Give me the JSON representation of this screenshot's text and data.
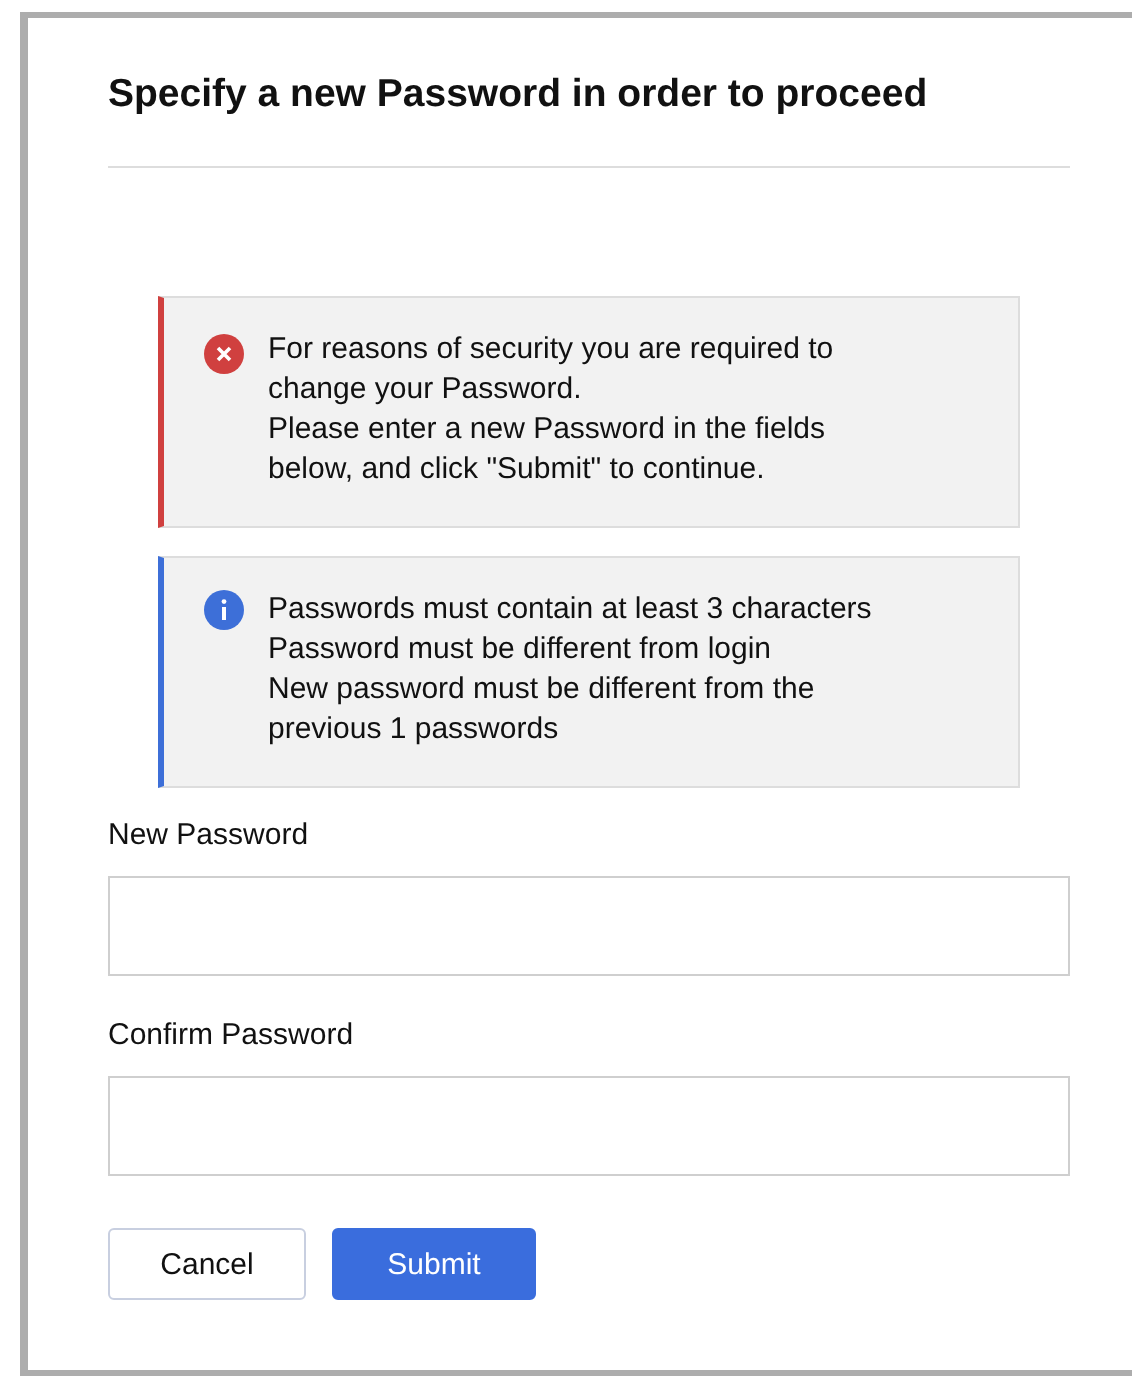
{
  "title": "Specify a new Password in order to proceed",
  "alerts": [
    {
      "kind": "error",
      "lines": [
        "For reasons of security you are required to",
        "change your Password.",
        "Please enter a new Password in the fields",
        "below, and click \"Submit\" to continue."
      ]
    },
    {
      "kind": "info",
      "lines": [
        "Passwords must contain at least 3 characters",
        "Password must be different from login",
        "New password must be different from the",
        "previous 1 passwords"
      ]
    }
  ],
  "fields": [
    {
      "label": "New Password"
    },
    {
      "label": "Confirm Password"
    }
  ],
  "buttons": [
    {
      "label": "Cancel",
      "kind": "secondary"
    },
    {
      "label": "Submit",
      "kind": "primary"
    }
  ]
}
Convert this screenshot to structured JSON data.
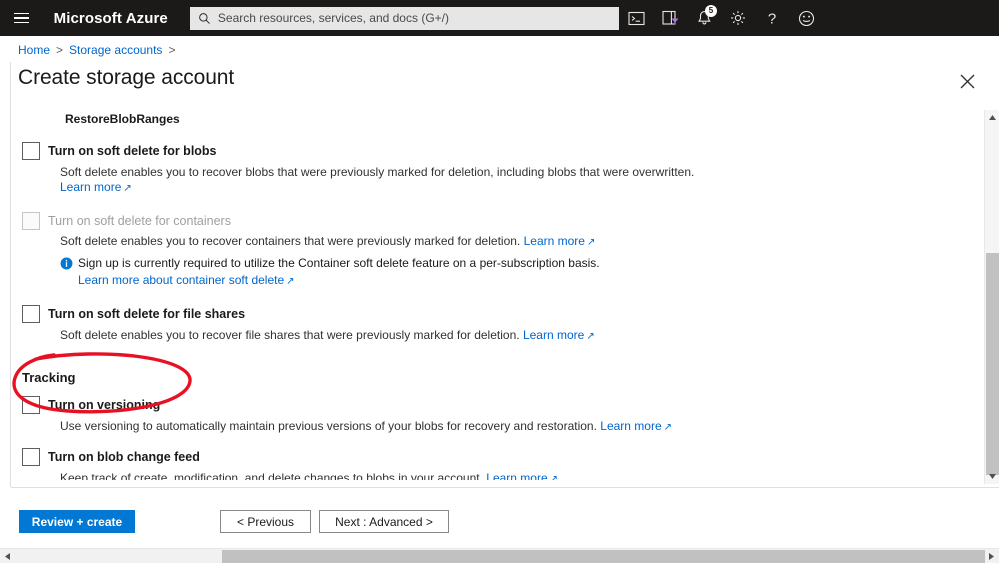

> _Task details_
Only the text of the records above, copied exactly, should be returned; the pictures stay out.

> _Solved exercise_
Give me the JSON representation of this screenshot's text and data.
{
  "title": "Specify a new Password in order to proceed",
  "alerts": [
    {
      "kind": "error",
      "lines": [
        "For reasons of security you are required to",
        "change your Password.",
        "Please enter a new Password in the fields",
        "below, and click \"Submit\" to continue."
      ]
    },
    {
      "kind": "info",
      "lines": [
        "Passwords must contain at least 3 characters",
        "Password must be different from login",
        "New password must be different from the",
        "previous 1 passwords"
      ]
    }
  ],
  "fields": [
    {
      "label": "New Password"
    },
    {
      "label": "Confirm Password"
    }
  ],
  "buttons": [
    {
      "label": "Cancel",
      "kind": "secondary"
    },
    {
      "label": "Submit",
      "kind": "primary"
    }
  ]
}
Convert this screenshot to structured JSON data.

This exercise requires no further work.